--- EXTRACTED DATA ---
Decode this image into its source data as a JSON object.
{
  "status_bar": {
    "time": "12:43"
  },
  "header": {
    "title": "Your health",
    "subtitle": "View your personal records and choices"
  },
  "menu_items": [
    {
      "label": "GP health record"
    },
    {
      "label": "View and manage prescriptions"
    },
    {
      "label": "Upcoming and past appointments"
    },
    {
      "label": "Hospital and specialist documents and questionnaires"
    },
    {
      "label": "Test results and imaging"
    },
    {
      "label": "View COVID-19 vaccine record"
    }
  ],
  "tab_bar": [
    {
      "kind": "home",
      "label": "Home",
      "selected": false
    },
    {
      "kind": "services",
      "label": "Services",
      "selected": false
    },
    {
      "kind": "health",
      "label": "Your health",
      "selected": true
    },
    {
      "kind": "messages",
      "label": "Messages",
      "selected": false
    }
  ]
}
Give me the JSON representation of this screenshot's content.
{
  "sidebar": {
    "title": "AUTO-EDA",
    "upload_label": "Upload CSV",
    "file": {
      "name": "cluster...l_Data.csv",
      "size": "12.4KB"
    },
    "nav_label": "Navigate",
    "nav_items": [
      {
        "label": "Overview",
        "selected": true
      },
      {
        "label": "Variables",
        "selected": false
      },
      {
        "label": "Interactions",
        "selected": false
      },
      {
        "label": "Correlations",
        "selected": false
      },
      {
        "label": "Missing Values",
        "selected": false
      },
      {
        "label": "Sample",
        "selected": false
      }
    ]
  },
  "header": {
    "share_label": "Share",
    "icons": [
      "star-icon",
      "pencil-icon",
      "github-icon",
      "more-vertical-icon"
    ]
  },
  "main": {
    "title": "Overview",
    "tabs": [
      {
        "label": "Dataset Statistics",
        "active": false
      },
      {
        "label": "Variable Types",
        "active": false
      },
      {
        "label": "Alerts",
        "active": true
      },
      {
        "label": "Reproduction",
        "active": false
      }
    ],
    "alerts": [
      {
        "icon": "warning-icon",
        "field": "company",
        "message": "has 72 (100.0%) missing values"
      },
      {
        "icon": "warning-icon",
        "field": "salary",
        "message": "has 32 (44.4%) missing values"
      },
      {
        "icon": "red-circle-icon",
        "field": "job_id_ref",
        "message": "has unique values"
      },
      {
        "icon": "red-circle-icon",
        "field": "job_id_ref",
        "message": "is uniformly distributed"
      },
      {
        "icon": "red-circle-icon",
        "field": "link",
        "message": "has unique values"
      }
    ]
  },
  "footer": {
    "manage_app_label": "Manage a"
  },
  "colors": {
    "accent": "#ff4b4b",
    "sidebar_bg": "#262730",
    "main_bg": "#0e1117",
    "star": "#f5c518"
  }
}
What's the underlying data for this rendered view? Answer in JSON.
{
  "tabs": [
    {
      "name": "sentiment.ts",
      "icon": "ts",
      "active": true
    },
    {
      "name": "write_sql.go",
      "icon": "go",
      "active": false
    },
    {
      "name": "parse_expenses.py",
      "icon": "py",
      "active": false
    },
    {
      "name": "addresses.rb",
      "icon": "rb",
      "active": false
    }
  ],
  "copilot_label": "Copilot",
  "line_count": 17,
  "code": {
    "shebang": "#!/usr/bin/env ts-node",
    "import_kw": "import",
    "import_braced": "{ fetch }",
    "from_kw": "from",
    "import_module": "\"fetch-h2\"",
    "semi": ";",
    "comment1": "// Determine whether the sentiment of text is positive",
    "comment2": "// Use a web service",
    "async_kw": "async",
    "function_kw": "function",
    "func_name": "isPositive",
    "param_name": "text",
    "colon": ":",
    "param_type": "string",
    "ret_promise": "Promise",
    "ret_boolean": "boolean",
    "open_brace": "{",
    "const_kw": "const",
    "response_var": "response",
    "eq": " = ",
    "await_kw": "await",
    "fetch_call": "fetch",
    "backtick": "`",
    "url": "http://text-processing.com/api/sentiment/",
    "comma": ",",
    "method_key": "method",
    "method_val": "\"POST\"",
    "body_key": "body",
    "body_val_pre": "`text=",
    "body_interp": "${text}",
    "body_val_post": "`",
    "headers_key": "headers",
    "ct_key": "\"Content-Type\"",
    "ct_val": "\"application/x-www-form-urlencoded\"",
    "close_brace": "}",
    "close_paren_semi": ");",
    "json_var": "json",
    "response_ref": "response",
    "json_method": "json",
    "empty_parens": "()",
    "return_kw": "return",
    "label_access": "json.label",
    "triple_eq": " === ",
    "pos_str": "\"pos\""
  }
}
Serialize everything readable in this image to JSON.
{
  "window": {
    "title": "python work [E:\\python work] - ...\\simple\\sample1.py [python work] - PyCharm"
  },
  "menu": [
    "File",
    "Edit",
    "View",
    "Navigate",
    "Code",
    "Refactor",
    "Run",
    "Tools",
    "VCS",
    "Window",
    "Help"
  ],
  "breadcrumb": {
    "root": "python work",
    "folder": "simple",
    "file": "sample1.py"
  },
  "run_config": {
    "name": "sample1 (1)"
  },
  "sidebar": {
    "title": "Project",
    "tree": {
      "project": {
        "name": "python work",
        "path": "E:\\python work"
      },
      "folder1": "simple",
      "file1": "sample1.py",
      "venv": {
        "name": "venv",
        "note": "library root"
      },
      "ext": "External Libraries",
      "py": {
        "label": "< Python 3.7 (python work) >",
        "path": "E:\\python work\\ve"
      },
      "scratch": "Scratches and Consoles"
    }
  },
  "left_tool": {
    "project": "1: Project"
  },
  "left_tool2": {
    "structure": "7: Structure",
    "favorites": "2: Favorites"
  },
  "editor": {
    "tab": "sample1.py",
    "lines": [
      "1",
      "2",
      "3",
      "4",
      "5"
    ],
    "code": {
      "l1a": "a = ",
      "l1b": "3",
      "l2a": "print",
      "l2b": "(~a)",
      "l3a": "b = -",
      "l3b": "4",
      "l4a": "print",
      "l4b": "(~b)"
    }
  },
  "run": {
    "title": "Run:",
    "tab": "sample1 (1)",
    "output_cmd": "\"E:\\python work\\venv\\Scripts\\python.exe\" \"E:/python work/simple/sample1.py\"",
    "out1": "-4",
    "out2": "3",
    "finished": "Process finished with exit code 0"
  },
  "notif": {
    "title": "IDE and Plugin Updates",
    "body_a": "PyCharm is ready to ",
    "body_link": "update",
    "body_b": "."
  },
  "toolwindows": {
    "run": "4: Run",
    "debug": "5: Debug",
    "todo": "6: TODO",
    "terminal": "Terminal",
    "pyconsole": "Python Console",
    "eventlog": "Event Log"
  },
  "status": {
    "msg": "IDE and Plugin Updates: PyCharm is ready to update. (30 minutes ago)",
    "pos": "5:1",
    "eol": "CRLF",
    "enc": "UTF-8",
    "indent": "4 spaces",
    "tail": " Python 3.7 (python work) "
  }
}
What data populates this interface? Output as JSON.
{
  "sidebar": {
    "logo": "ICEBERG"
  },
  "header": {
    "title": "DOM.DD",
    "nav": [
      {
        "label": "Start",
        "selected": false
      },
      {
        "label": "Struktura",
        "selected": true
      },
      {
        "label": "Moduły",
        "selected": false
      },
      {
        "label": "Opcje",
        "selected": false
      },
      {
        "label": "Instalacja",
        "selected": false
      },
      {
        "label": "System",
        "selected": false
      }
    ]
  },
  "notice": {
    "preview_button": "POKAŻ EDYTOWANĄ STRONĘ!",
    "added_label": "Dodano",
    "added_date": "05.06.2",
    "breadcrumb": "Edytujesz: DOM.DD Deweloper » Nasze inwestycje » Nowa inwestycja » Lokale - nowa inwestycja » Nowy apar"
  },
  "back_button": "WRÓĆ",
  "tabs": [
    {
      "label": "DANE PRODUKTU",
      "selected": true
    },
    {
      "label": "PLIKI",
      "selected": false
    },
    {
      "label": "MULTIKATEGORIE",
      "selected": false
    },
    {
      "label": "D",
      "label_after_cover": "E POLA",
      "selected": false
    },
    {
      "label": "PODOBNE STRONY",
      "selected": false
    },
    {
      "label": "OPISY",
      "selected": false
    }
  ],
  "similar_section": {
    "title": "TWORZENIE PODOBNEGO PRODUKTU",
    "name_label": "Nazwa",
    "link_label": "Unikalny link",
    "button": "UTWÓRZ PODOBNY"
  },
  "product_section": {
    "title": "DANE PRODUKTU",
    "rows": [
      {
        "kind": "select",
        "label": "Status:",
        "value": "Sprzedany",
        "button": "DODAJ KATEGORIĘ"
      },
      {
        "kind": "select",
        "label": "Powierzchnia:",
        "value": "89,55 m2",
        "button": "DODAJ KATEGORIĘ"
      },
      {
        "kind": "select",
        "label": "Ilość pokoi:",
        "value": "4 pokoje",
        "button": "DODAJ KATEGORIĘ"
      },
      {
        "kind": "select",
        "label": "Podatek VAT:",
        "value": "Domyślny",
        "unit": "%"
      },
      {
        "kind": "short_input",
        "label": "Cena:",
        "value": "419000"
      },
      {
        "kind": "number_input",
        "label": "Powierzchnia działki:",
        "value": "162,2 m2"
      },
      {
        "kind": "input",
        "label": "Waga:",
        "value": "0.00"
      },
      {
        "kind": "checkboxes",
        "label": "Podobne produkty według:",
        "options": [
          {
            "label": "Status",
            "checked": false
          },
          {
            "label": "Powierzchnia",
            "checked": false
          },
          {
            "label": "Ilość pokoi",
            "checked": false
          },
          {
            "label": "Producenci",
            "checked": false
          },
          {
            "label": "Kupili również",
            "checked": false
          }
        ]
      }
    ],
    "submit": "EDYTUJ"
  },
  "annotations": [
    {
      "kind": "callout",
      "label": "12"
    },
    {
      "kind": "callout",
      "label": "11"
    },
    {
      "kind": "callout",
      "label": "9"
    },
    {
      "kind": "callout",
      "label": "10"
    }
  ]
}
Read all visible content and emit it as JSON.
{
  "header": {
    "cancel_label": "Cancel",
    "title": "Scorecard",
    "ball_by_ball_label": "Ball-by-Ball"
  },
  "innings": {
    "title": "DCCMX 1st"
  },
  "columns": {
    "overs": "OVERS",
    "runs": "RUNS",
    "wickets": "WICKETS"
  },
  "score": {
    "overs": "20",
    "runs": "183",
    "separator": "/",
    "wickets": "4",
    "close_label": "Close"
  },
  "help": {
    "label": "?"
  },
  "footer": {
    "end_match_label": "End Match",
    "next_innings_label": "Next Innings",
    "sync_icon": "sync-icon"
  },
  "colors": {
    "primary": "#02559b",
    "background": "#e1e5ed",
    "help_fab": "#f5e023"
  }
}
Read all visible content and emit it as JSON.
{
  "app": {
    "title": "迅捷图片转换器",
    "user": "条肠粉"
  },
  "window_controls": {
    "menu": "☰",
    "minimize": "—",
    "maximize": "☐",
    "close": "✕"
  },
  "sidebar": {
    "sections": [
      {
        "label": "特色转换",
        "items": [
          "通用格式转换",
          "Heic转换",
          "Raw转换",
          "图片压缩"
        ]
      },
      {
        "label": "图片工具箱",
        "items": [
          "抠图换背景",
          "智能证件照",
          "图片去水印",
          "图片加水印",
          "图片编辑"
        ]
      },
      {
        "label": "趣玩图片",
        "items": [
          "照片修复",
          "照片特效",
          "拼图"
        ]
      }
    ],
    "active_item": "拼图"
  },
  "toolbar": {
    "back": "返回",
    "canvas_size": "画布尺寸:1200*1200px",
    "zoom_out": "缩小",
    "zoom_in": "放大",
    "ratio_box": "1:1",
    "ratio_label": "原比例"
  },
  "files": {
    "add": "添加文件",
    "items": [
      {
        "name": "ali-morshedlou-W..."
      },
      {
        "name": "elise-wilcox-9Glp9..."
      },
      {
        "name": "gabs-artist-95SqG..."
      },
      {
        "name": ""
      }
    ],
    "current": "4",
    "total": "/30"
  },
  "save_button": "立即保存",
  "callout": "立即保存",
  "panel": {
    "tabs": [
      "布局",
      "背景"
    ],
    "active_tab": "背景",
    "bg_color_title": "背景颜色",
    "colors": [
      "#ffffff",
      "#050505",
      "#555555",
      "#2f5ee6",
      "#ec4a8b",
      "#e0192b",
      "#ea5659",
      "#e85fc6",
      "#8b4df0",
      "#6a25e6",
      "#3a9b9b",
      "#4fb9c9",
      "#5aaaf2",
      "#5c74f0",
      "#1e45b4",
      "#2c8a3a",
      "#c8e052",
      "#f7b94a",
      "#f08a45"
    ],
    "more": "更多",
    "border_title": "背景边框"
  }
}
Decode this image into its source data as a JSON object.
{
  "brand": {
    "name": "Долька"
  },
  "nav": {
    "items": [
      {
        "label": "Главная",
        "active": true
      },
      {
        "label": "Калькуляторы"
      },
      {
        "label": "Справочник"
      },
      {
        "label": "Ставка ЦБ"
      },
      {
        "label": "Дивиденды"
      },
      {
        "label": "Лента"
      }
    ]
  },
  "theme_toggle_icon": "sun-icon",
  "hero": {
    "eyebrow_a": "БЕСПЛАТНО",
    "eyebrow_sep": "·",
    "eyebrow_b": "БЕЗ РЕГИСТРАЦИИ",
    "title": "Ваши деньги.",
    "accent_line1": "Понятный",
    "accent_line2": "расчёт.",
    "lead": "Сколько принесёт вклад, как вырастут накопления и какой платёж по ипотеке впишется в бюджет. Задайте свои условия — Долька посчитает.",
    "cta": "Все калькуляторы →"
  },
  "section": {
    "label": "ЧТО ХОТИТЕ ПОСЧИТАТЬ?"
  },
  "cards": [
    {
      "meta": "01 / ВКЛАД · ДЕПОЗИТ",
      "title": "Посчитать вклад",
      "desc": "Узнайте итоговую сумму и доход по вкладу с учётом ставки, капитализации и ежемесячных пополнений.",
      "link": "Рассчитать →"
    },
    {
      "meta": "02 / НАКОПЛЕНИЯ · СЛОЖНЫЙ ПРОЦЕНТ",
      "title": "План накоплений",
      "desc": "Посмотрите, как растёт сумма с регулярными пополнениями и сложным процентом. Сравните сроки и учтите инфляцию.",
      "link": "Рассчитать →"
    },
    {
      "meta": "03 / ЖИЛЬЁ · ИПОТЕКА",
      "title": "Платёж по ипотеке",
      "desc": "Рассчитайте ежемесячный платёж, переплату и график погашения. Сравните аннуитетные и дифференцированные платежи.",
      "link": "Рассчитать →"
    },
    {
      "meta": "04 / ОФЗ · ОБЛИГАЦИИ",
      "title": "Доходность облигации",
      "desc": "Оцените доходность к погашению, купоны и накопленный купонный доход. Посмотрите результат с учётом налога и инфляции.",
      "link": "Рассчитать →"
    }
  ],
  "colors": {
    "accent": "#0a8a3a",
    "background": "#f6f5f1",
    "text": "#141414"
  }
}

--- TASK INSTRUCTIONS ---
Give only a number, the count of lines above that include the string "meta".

--- EXERCISE RESULT ---
4